### WHAT IS BEING ASKED:
Without reproducing any picture, copy the records word for word.

[Interface dataset entries]
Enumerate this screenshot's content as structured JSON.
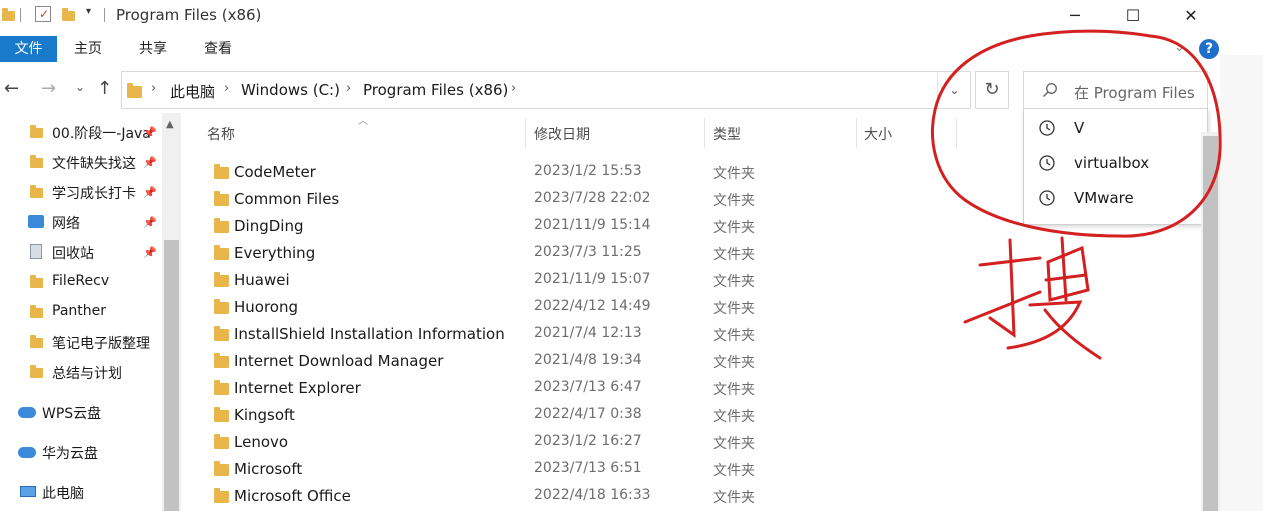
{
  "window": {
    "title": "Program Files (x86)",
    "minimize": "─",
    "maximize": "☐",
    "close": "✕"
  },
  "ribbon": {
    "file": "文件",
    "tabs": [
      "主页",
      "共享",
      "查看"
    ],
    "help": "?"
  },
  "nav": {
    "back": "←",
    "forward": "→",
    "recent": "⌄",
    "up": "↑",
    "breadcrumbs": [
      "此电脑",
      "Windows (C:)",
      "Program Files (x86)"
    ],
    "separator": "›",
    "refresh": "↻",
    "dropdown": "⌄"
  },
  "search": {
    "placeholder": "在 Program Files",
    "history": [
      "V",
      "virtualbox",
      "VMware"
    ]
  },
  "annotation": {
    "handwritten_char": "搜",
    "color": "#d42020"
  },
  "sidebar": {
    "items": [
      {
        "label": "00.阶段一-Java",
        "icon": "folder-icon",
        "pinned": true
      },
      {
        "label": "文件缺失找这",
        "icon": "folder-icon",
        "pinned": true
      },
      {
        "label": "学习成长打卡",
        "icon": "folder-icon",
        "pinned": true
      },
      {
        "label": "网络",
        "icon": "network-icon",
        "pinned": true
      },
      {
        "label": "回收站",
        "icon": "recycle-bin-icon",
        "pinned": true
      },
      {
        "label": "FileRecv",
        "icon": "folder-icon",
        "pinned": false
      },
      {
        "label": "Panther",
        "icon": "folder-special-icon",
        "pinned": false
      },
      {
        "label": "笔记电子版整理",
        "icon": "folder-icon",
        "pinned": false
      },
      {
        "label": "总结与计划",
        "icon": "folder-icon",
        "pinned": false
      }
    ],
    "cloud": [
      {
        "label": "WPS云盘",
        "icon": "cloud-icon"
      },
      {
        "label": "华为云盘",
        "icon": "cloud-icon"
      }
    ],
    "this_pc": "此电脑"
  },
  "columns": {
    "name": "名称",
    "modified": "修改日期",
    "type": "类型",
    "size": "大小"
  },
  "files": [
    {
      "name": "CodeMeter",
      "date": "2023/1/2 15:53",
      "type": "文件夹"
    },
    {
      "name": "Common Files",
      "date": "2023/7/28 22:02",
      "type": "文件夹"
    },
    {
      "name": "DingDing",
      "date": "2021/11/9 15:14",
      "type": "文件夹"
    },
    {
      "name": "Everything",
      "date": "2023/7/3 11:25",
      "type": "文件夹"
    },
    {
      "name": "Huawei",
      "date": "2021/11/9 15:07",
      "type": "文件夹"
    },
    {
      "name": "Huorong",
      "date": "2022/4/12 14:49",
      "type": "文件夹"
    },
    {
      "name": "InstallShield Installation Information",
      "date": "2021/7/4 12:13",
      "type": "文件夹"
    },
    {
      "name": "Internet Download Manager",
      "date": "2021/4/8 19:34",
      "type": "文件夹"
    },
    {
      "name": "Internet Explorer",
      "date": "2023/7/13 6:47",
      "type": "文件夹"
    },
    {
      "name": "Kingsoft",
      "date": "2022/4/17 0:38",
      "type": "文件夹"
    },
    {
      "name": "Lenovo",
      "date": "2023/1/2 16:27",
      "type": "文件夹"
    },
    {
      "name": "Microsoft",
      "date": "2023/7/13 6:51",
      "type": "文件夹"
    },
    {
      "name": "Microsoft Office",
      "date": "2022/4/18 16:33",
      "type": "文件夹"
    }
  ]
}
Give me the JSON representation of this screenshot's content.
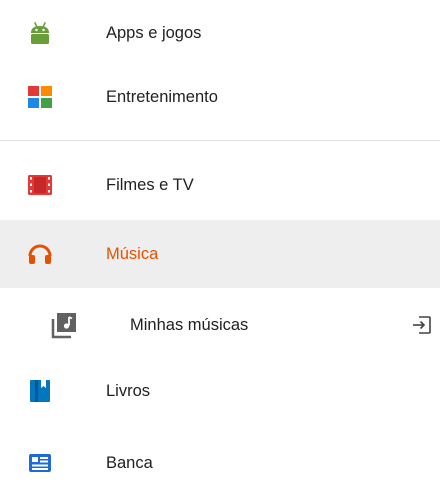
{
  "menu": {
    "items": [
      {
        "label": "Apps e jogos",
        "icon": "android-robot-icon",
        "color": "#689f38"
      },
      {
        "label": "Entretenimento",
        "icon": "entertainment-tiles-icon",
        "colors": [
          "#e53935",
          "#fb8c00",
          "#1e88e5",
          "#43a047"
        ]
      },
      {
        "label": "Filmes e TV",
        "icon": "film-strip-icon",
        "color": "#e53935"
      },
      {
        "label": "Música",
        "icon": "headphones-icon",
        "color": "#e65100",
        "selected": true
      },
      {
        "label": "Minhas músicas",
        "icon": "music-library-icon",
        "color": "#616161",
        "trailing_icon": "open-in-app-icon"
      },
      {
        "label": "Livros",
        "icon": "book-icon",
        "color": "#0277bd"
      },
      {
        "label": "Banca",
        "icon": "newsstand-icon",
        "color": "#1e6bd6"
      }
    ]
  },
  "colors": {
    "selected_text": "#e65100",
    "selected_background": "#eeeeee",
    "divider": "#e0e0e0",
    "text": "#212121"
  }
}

### RESPONSE TO THE TASK:
Enumerate this screenshot's content as structured JSON.
{
  "window": {
    "title": "Program Files (x86)",
    "minimize": "─",
    "maximize": "☐",
    "close": "✕"
  },
  "ribbon": {
    "file": "文件",
    "tabs": [
      "主页",
      "共享",
      "查看"
    ],
    "help": "?"
  },
  "nav": {
    "back": "←",
    "forward": "→",
    "recent": "⌄",
    "up": "↑",
    "breadcrumbs": [
      "此电脑",
      "Windows (C:)",
      "Program Files (x86)"
    ],
    "separator": "›",
    "refresh": "↻",
    "dropdown": "⌄"
  },
  "search": {
    "placeholder": "在 Program Files",
    "history": [
      "V",
      "virtualbox",
      "VMware"
    ]
  },
  "annotation": {
    "handwritten_char": "搜",
    "color": "#d42020"
  },
  "sidebar": {
    "items": [
      {
        "label": "00.阶段一-Java",
        "icon": "folder-icon",
        "pinned": true
      },
      {
        "label": "文件缺失找这",
        "icon": "folder-icon",
        "pinned": true
      },
      {
        "label": "学习成长打卡",
        "icon": "folder-icon",
        "pinned": true
      },
      {
        "label": "网络",
        "icon": "network-icon",
        "pinned": true
      },
      {
        "label": "回收站",
        "icon": "recycle-bin-icon",
        "pinned": true
      },
      {
        "label": "FileRecv",
        "icon": "folder-icon",
        "pinned": false
      },
      {
        "label": "Panther",
        "icon": "folder-special-icon",
        "pinned": false
      },
      {
        "label": "笔记电子版整理",
        "icon": "folder-icon",
        "pinned": false
      },
      {
        "label": "总结与计划",
        "icon": "folder-icon",
        "pinned": false
      }
    ],
    "cloud": [
      {
        "label": "WPS云盘",
        "icon": "cloud-icon"
      },
      {
        "label": "华为云盘",
        "icon": "cloud-icon"
      }
    ],
    "this_pc": "此电脑"
  },
  "columns": {
    "name": "名称",
    "modified": "修改日期",
    "type": "类型",
    "size": "大小"
  },
  "files": [
    {
      "name": "CodeMeter",
      "date": "2023/1/2 15:53",
      "type": "文件夹"
    },
    {
      "name": "Common Files",
      "date": "2023/7/28 22:02",
      "type": "文件夹"
    },
    {
      "name": "DingDing",
      "date": "2021/11/9 15:14",
      "type": "文件夹"
    },
    {
      "name": "Everything",
      "date": "2023/7/3 11:25",
      "type": "文件夹"
    },
    {
      "name": "Huawei",
      "date": "2021/11/9 15:07",
      "type": "文件夹"
    },
    {
      "name": "Huorong",
      "date": "2022/4/12 14:49",
      "type": "文件夹"
    },
    {
      "name": "InstallShield Installation Information",
      "date": "2021/7/4 12:13",
      "type": "文件夹"
    },
    {
      "name": "Internet Download Manager",
      "date": "2021/4/8 19:34",
      "type": "文件夹"
    },
    {
      "name": "Internet Explorer",
      "date": "2023/7/13 6:47",
      "type": "文件夹"
    },
    {
      "name": "Kingsoft",
      "date": "2022/4/17 0:38",
      "type": "文件夹"
    },
    {
      "name": "Lenovo",
      "date": "2023/1/2 16:27",
      "type": "文件夹"
    },
    {
      "name": "Microsoft",
      "date": "2023/7/13 6:51",
      "type": "文件夹"
    },
    {
      "name": "Microsoft Office",
      "date": "2022/4/18 16:33",
      "type": "文件夹"
    }
  ]
}
Give me the JSON representation of this screenshot's content.
{
  "menu": {
    "items": [
      {
        "label": "Apps e jogos",
        "icon": "android-robot-icon",
        "color": "#689f38"
      },
      {
        "label": "Entretenimento",
        "icon": "entertainment-tiles-icon",
        "colors": [
          "#e53935",
          "#fb8c00",
          "#1e88e5",
          "#43a047"
        ]
      },
      {
        "label": "Filmes e TV",
        "icon": "film-strip-icon",
        "color": "#e53935"
      },
      {
        "label": "Música",
        "icon": "headphones-icon",
        "color": "#e65100",
        "selected": true
      },
      {
        "label": "Minhas músicas",
        "icon": "music-library-icon",
        "color": "#616161",
        "trailing_icon": "open-in-app-icon"
      },
      {
        "label": "Livros",
        "icon": "book-icon",
        "color": "#0277bd"
      },
      {
        "label": "Banca",
        "icon": "newsstand-icon",
        "color": "#1e6bd6"
      }
    ]
  },
  "colors": {
    "selected_text": "#e65100",
    "selected_background": "#eeeeee",
    "divider": "#e0e0e0",
    "text": "#212121"
  }
}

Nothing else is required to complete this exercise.